Your task
Reproduce every record below exactly, without the pictures.

Input
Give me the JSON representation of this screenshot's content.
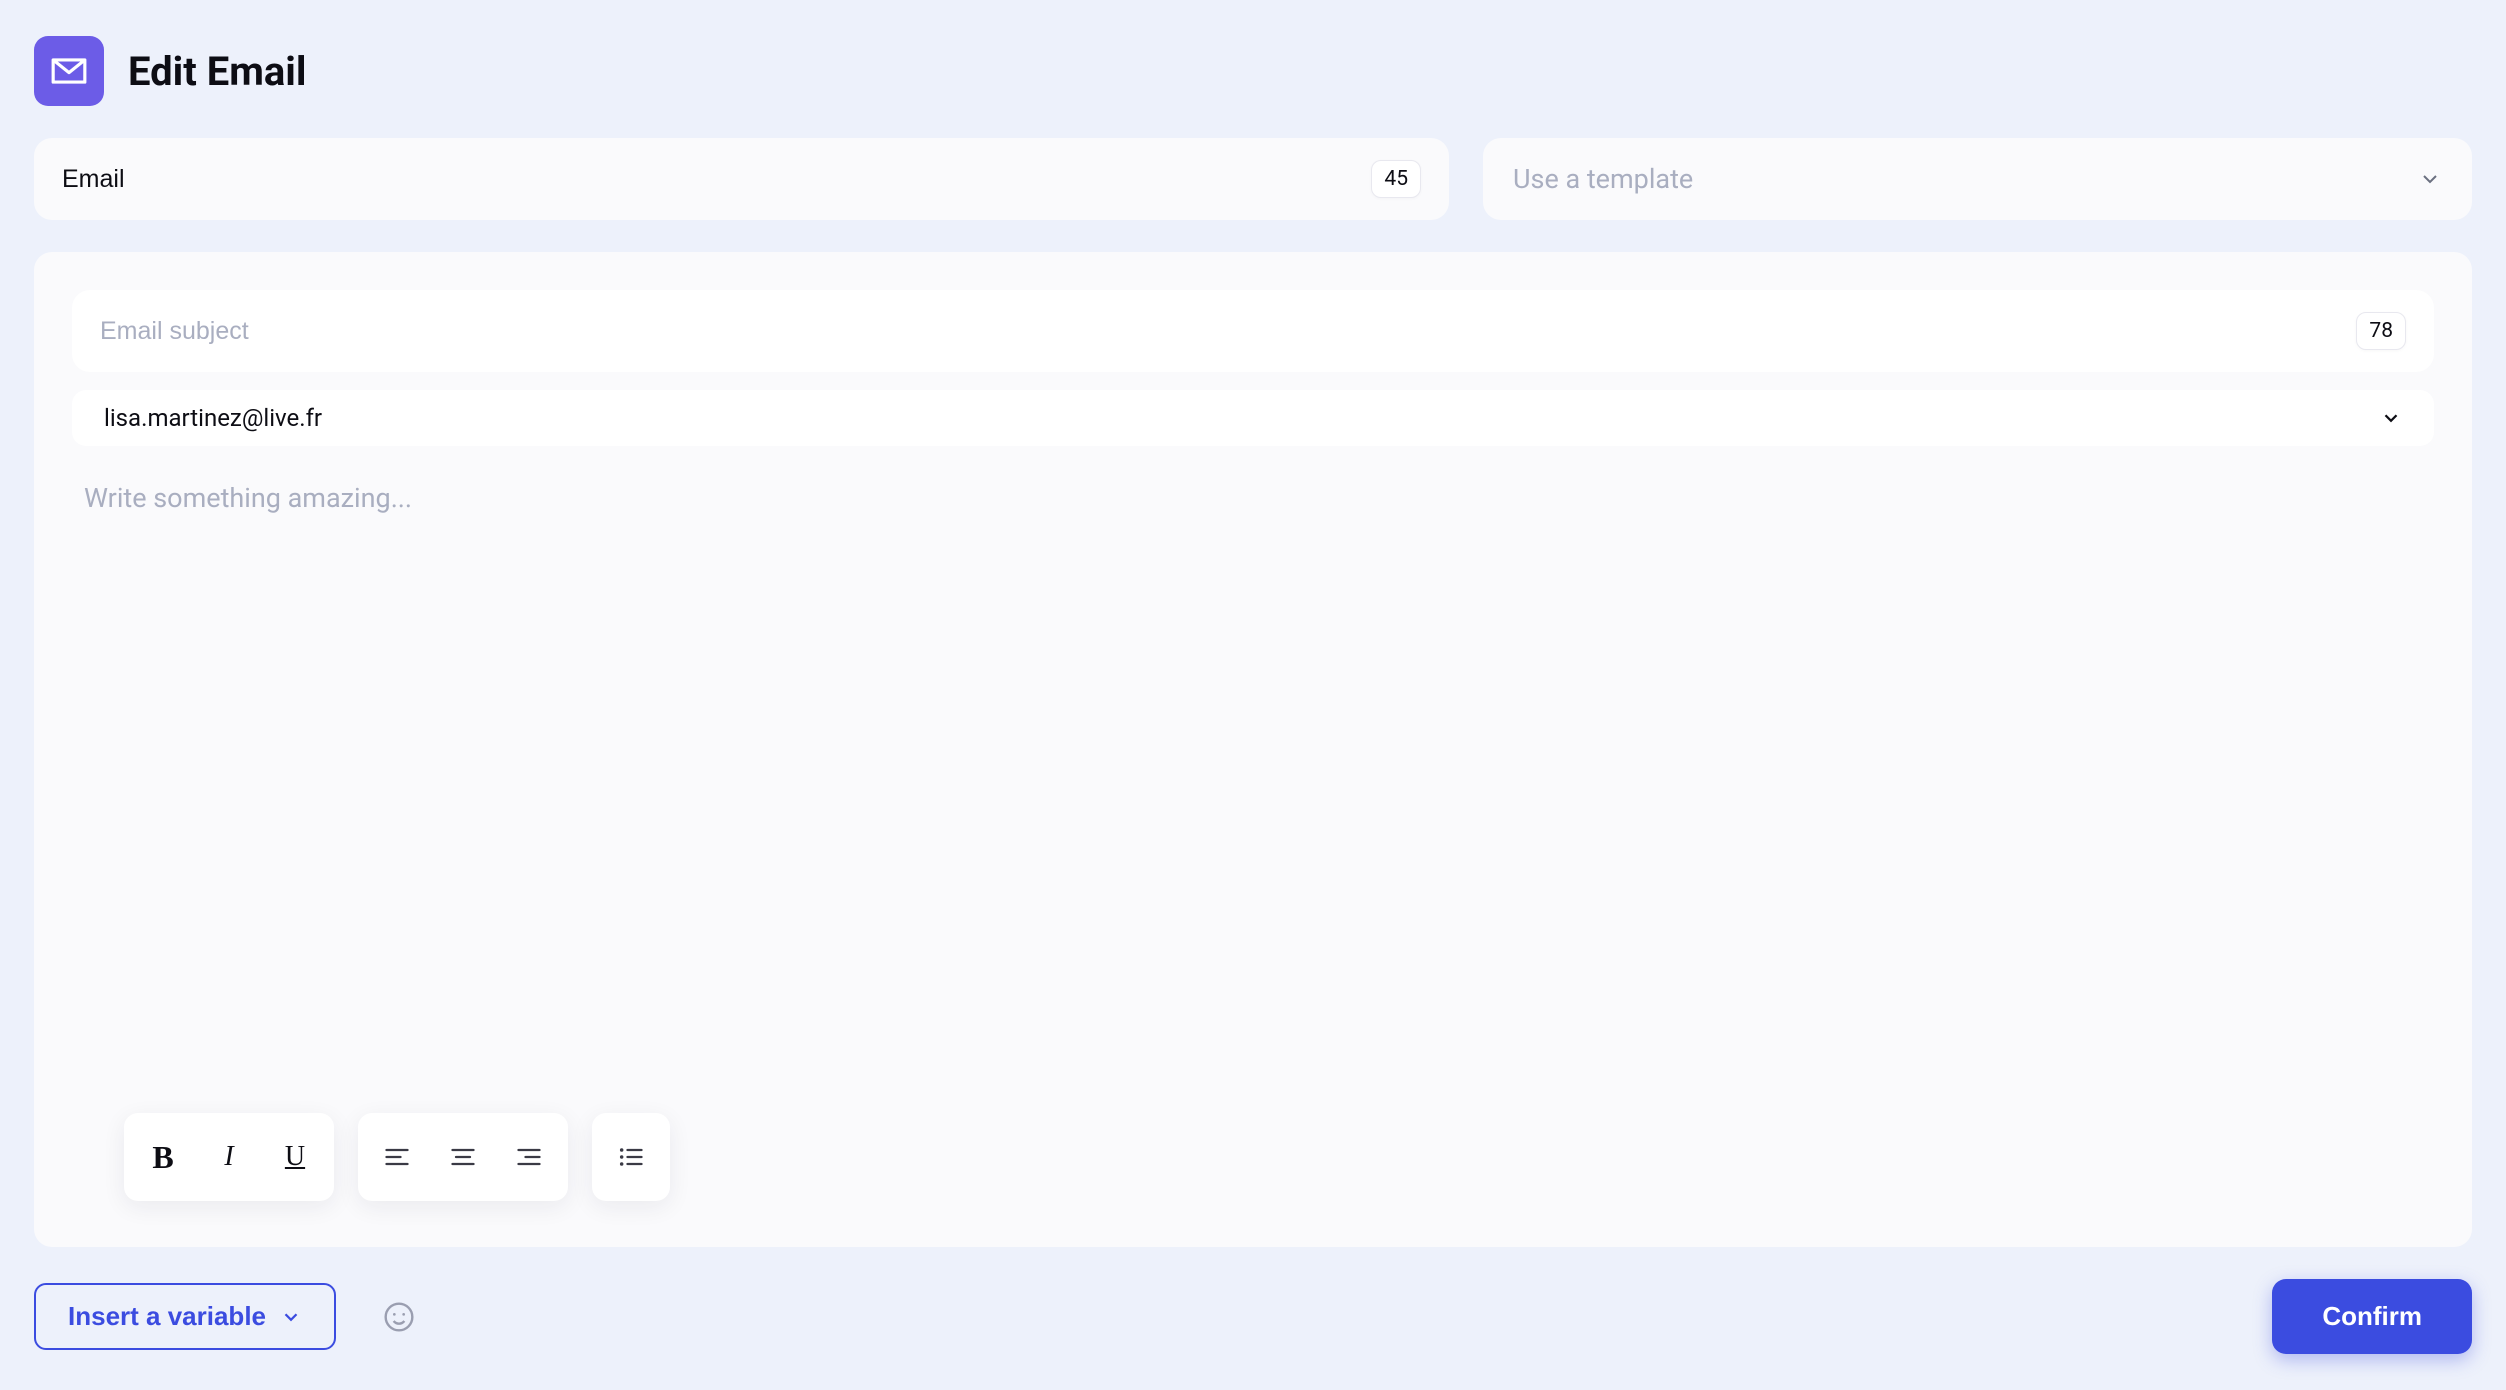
{
  "header": {
    "title": "Edit Email"
  },
  "email_field": {
    "value": "Email",
    "counter": "45"
  },
  "template": {
    "placeholder": "Use a template"
  },
  "subject": {
    "placeholder": "Email subject",
    "value": "",
    "counter": "78"
  },
  "from": {
    "address": "lisa.martinez@live.fr"
  },
  "editor": {
    "placeholder": "Write something amazing...",
    "value": ""
  },
  "footer": {
    "insert_variable_label": "Insert a variable",
    "confirm_label": "Confirm"
  }
}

Answer section
Give me the JSON representation of this screenshot's content.
{
  "header": {
    "title": "Edit Email"
  },
  "email_field": {
    "value": "Email",
    "counter": "45"
  },
  "template": {
    "placeholder": "Use a template"
  },
  "subject": {
    "placeholder": "Email subject",
    "value": "",
    "counter": "78"
  },
  "from": {
    "address": "lisa.martinez@live.fr"
  },
  "editor": {
    "placeholder": "Write something amazing...",
    "value": ""
  },
  "footer": {
    "insert_variable_label": "Insert a variable",
    "confirm_label": "Confirm"
  }
}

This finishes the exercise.